We note in this regard that the new Regulation is aligned with the provision on non-discrimination in Article 20 of the old Services Directive 2006/123/EC (the "Directive"). It is found that the Directive has not been fully effective in reducing discrimination, which is why the new Regulation aims to clarify the rule on non-discrimination by defining certain situations where different treatment based on nationality, place of residence or place of establishment cannot be justified. In case of conflict, the rules contained in the Regulation will prevail.

 

No discrimination on means of payment: Thirdly, when certain requirements are fulfilled, traders will not be allowed to geo-discriminate by not accepting means of payment for reasons related to:

 

  • nationality, place of residence or place of establishment
  • the location of the payment account
  • the place of establishment of the payment service provider
  • the place of issue of the payment instrument within the EU.

What are the consequences for competition law rules on active vs. passive sales?

Under EU competition law, there is a general distinction between active and passive sales. Active sales refer to proactively targeting your customers e.g. via advertising, websites directed at the customers or physical stores, whereas passive sales refer to responses to unsolicited orders by customers, i.e. situations where the customer makes the first move. It is generally allowed to restrict active sales, whereas passive sales restrictions are treated as "hardcore" restrictions, and therefore cannot be justified.

As a general rule, the new Regulation will prevail in cases of conflict with competition law. In the proposal to the Regulation, it is stated that the rights of traders to impose active sales restrictions will remain, as the practice is seen as part of the traders' commercial freedom to set up their distribution systems, of course, as long as the restrictions comply with competition law. In the Commission's Vertical Guidelines from 2010, it is already provided that internet sales are generally to be treated as passive sales, which has also been the Commission's firm practice. Article 6(2) of the new Regulation now regulates that restrictions of passive sales that infringe its provisions automatically become void.

In practice, it remains possible to differentiate between costumer groups and retain a ban on active sales from one customer group to another.
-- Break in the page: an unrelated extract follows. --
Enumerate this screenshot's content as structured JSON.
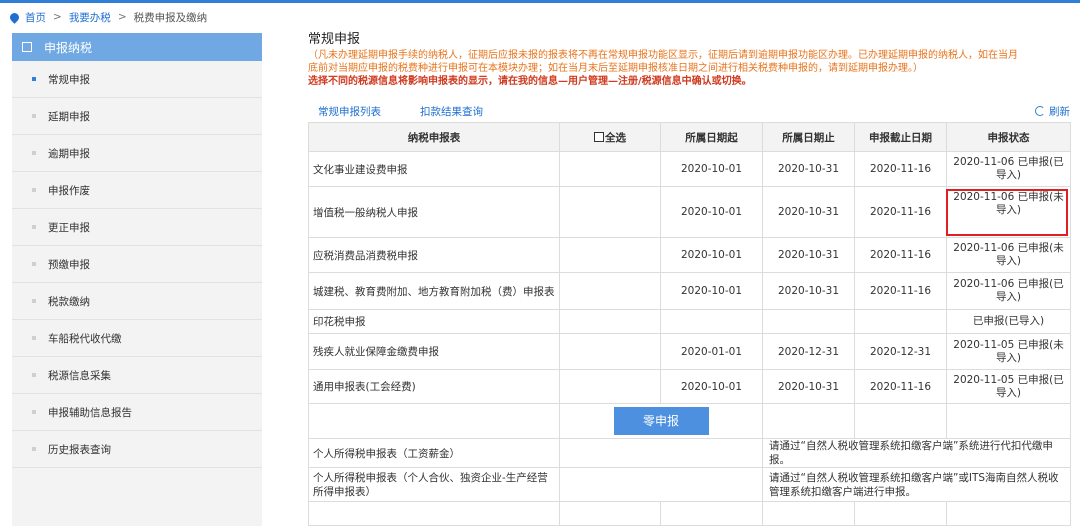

In an e-commerce context, it means that traders can still have variations on prices and product offerings in different Member States as long as they fulfil the new requirements, i.e. that they do not geo-discriminate by e.g. automatically redirecting customers or by not accepting their means of payment. 

What is not included in the Regulation?

As of its entry into force, the Regulation on "geo-blocking" will not apply to online services on copyright-protected content such as music, e-books, software and online games, as well as to services in sectors such as financial, transport, healthcare and audio-visual. However, this is subject to an evaluation on the impact of the new rules on the Digital Single Market in two years' time. The European Commission will then consider broadening the scope of the Regulation to cover some of the services which were initially excluded.

The Regulation will not force companies to deliver their product or services across all EU Member States. This being said, it is noted that an EU Regulation on cross-border parcel delivery services became applicable earlier this year in order to ensure that e-commerce reaches its full potential through price transparency and enhanced competition in delivery services.

As a result of companies' freedom to contract and set up their own preferred distribution systems (if compliant with competition law), the Regulation will not affect business-to-business transactions, where the goods are designated for resale. It only applies to transactions between businesses and consumers, and business-to-business in circumstances where the customer purchases the goods for end use.

Follow this link to access the Geo-Blocking Regulation 2018/302 of 28 February 2018.